Friday, 13 March 2020

A mea culpa budget.

Well it certainly should be so labelled.

I have been studying economics for over 60 years now, and have throughout that time felt that budgets are grossly overhyped.  There was a time when some MPs wore top hats to celebrate Budget Day, (Rees Mogg prototypes?) and the newspapers, Guardian included, play up to the hysteria with speculation about what might be announced and then follow up with embarrassing tables on how the incomes of  households of different sizes and ages will be affected.

Full disclosure: according to one of this year's tables my income will increase by £4.05 a week, which, as my Australian friends would put it, is "better than a poke in the eye with a burnt stick," but hardly life changing.  However on anther page the table says the budget will make no difference at all to my income. "No worries," (another Australian-ism) it's ample for my needs anyway.

I suppose that these tiny variations can be very helpful to households that are desperately on the breadline, but not for most of us. And, sadly, and as always, those who benefit most from budgets are those whose incomes make them pretty comfortable anyway.

The whole idea that materialism is king and and that tiny variations in our ability to consume are life-enhancing (or not) is a damning comment on the tawdriness of our society.

Given that this budget takes place in Lent it would be far more appropriate  to construct  tables on the extent to which our attitude as a society towards our fellow humans, other  creatures and the environment has changed.
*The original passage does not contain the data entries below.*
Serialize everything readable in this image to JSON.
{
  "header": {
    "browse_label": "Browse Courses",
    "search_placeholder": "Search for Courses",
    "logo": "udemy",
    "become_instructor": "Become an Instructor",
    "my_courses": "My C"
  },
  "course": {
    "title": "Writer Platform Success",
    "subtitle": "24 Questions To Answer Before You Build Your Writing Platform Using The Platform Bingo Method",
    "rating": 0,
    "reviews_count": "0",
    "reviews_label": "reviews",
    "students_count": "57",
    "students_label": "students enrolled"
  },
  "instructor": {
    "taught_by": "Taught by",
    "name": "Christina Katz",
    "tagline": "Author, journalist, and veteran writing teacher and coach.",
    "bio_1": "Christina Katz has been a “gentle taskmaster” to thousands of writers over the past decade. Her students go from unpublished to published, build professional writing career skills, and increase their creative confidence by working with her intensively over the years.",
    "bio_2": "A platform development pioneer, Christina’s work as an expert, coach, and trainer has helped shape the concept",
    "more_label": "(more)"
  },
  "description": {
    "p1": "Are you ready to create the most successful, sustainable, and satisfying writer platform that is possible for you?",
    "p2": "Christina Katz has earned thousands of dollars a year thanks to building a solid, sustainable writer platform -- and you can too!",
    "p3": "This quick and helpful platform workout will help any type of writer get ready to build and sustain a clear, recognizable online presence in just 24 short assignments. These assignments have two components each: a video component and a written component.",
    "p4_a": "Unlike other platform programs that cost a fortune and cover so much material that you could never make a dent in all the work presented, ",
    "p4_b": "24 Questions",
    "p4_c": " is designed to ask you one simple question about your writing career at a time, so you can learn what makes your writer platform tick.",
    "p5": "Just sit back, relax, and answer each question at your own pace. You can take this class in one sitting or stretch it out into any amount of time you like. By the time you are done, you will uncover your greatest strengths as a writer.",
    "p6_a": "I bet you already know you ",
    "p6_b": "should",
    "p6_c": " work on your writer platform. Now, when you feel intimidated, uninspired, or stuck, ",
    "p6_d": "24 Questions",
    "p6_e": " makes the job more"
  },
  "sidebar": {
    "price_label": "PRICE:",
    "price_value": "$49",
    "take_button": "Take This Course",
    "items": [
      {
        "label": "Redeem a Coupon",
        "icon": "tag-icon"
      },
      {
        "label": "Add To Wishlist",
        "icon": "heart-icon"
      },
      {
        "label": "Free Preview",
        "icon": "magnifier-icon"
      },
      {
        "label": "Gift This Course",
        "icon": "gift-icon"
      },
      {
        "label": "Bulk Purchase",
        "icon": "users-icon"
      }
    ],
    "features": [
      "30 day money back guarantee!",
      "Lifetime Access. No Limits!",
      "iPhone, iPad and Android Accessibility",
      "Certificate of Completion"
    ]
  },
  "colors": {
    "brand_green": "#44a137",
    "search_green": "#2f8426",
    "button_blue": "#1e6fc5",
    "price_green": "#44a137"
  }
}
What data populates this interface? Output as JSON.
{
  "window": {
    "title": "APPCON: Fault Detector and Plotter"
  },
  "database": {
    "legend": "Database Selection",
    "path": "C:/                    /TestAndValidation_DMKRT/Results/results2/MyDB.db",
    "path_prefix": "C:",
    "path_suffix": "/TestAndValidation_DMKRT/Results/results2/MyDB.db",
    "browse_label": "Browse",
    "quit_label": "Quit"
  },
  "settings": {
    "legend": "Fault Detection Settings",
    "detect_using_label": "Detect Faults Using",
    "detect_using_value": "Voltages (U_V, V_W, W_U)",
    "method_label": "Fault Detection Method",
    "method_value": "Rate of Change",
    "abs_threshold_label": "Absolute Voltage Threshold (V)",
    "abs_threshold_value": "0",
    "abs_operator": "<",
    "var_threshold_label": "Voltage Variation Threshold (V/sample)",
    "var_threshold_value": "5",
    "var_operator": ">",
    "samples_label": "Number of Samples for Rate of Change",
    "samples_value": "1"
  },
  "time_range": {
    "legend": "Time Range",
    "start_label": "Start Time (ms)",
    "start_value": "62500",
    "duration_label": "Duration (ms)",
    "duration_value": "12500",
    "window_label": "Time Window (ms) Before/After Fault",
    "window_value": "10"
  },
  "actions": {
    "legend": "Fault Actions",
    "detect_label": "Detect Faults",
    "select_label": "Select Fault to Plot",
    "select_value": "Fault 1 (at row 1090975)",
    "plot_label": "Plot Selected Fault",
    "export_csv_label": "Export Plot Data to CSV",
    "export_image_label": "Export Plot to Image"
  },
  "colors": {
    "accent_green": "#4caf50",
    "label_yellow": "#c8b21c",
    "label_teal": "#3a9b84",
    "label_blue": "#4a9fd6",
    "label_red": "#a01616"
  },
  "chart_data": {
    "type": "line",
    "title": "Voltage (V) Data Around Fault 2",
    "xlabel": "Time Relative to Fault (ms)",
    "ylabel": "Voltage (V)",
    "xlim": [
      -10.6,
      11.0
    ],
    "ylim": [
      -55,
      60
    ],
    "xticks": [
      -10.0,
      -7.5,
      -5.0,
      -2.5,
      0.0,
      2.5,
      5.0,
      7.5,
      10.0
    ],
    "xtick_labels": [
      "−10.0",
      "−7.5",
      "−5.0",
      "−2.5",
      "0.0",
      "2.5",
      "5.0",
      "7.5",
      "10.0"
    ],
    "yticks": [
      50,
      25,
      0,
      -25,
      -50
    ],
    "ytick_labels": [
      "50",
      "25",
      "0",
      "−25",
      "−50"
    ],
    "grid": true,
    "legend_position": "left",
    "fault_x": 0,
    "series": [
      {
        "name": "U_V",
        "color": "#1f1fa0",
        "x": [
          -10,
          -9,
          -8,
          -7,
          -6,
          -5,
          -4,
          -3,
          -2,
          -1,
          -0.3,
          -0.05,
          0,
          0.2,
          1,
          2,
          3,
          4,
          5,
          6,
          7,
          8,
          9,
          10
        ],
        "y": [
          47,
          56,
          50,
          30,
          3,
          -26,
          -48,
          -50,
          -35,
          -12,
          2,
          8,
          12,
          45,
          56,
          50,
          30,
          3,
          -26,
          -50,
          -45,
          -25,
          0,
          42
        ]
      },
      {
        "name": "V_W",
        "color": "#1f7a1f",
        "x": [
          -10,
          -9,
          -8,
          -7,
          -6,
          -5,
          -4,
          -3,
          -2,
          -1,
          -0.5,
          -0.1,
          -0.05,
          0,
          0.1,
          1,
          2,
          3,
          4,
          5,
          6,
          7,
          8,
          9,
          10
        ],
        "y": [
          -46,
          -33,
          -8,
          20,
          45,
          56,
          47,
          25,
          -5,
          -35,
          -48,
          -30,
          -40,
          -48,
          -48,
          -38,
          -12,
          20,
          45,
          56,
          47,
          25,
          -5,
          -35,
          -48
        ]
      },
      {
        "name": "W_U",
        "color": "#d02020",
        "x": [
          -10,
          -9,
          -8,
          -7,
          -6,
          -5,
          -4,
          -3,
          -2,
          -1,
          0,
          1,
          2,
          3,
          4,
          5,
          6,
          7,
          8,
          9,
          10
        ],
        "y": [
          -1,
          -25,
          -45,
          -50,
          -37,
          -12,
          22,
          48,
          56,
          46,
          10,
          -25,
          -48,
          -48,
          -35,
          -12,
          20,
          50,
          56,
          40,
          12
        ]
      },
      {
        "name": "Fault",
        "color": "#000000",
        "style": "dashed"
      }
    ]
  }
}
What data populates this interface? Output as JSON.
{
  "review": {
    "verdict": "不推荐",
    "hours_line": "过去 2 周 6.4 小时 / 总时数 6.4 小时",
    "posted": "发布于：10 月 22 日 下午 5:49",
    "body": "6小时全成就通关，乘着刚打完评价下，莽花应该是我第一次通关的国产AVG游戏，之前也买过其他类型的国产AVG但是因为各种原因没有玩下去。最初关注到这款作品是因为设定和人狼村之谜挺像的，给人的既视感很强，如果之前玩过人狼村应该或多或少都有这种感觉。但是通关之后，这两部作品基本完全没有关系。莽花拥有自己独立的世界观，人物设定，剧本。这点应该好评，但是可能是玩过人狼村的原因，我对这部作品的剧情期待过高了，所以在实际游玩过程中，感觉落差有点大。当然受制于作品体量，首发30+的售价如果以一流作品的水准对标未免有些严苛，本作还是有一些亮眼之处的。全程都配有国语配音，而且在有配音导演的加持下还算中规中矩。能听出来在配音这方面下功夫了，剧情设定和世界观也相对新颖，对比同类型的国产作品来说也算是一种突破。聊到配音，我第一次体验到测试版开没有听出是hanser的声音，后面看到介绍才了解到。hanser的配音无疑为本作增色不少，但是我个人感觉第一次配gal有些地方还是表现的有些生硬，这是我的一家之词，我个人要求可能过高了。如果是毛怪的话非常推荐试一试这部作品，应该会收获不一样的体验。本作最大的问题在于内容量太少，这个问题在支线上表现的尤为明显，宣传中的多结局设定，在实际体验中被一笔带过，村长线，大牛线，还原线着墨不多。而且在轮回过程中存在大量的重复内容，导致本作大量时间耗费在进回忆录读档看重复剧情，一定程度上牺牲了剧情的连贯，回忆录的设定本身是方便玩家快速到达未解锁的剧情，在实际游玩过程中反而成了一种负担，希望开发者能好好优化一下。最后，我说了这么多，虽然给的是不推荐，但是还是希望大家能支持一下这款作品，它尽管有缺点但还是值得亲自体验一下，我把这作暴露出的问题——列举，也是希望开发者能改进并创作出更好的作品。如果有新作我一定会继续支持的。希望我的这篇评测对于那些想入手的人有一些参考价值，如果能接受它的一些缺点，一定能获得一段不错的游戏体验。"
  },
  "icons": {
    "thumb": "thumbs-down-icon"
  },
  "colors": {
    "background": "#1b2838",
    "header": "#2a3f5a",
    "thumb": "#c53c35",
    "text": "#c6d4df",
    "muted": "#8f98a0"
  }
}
Has our ability to "do as we would be done by," particularly  in relation to migrants, asylum seekers and the homeless, improved or deteriorated? Are we more or less resolved to limit our use of the earth's scarce resources so there's plenty  left for of future generations?  Are we still polluting the gifts of nature, or caring for them better?

These calculations, and many similar,  could indeed by life-enhancing.

However, although minor variations in household incomes  make little difference to the quality of our lives, variations in government taxation and expenditure make a massive difference, not just because they are by comparison massive, but also becasue they have a "multiplier effect." (see a text book: there is no time to go into it here.)

So Mr Sunak's expansionary budget (or spraying money round like water) is to be welcomed in the sense that "there is more joy in heaven over one sinner that repenteth than over ninety-and-nine just persons who need no repentance".

This blog, and many other more authoritative commentators, are among the ninety-and-nine just persons becasue we've been hammering the case fro Keynesian expansion for 10 years or so.  Rather than looking so pleased with themselves it would be nice to see the Tory front bench looking a little apologetic for 10 years of damaging and unnecessary austerity, which has caused  such pain  to the weakest in society.

Whilst the over-all effects of the budget will be beneficial, in the sense that Keynes is believed to have said "if you cannot think of anything better to do, pay some men to dig holes and others to fill them up again,"  Sunak's expenditure could have been more usefully directed.  Improvements to the northern rail network will do far more good than HS2: as would any further expenditure on the public transport that ordinary people actually use. The failure to re-enact the tax increases on motor fuel make a nonsense of the government's claims to be giving priority to reducing carbon emissions and pollution. Splashing money at an NHS almost on its knees after ten years underfunding is not going to heal it over night, and needs to be accompanied by other measures to improve staffing and working conditions at all levels.  We need urgent policies to expand the care system and reward properly the people who work in it (rather than the hedge funds that own so much of it.)

The greatest multiplier effect would result from increasing the incomes of those on benefits and the low paid, because they are more likely to spend their money in this economy  rather than salt it way in a tax haven or treat themselves to an extra foreign holiday.  If the Tories are true converts to Keynesianism they should take note.


  1. The millionaires in the UK hoard the money they get. How often do we hear of them opening up charitable institutions.Unlike the US where philanthropy is noticed (Bill Gates Foundation for one) .Yes,I agree with your last paragraph.It is just a pity that come elections the carrot is shown for votes and the stick comes afterwards and the country slides down the economic scale whilst the rich cream it.

  2. You're absolutely right. As I concluded an earlier post (12th january, Windermere Children):
    "Since we have a government which determinedly puts its own and the interests of its backers first, what we seem to be lacking is philanthropists of the calibre of Leonard Montefiore to rescue some of today's refugees, and some of our reputation

  3. Sorry to mention it but the events of the last months and weeks (yes I’m referring to COVID-19) will blow a hole the size of Jupiter into any clever government spads’ fiscal metrics. World depression looming as that multiplier effect goes into reverse

    1. If there is a world recession that could indeed be he case. but if much If Rishi Sunak's £350bn bonanza gets into people's pockets that could have the stabilising, even expansionary, effect we all crave. The danger is that, without an eventual increase in output, it could lead to serious inflation. Thus this "war" on the virus could have a similar effect on prices as did the First and Second World Wars.